A top executive believes the rest of the world will catch up to the United States' ban on heading in youth soccer.
The Professional Footballers’ Association has advocated the move, which would apply to all under-10s, and in January European football’s governing body UEFA said it would consider implementation if its own study provided sufficient evidence.
The US has already taken action with a ban in place since 2015. Kevin Payne, the chief executive of US Club Soccer, national association member of the United States Soccer Federation principally involved in youth football, was involved in the discussions which led to restrictions being brought in.
“While there is not a lot of direct evidence or research which draws a straight-line correlation between heading a ball at young ages and potential issues later in life we think it is a logical assumption as younger children’s technique will not be as good and their brains are not as fully developed,” he said.

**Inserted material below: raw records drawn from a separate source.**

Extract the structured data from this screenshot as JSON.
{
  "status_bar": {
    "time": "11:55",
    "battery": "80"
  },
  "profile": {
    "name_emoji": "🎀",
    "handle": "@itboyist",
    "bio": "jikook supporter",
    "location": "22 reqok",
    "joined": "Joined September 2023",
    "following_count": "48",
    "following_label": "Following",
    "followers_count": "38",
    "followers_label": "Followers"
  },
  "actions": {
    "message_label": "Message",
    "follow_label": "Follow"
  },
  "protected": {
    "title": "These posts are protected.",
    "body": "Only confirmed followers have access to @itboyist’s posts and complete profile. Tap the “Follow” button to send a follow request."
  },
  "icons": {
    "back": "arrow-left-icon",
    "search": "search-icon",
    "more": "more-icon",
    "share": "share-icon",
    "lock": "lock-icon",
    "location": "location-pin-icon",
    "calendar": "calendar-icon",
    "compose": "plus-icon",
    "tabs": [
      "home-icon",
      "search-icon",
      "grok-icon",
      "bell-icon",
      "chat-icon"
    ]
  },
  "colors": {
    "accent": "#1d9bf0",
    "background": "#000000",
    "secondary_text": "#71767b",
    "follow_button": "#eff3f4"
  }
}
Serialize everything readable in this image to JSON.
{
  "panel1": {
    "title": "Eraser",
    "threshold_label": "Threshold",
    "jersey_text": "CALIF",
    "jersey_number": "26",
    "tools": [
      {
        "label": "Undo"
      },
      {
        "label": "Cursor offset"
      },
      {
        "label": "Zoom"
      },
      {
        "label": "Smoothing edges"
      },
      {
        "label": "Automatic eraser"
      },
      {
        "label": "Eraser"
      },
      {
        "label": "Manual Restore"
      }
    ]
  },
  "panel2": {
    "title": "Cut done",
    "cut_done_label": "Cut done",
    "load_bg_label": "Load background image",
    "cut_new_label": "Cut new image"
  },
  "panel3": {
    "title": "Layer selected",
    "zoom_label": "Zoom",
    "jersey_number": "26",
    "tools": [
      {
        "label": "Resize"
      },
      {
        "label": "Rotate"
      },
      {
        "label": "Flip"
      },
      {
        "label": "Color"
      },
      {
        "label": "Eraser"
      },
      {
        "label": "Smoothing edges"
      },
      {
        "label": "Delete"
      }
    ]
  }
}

“Until such time as that research has been completed and there are conclusions to be drawn we thought it was much safer to err on the side of caution. Part of the issue is that no one really knows what are the consequences of heading a ball at this young age. Until we do know the answer the only responsible course of action is to do everything possible to minimise the chance of it creating problems.
There were some individuals who were not happy about it and I am sure there are still, the old guard who think it is silly not to allow heading.”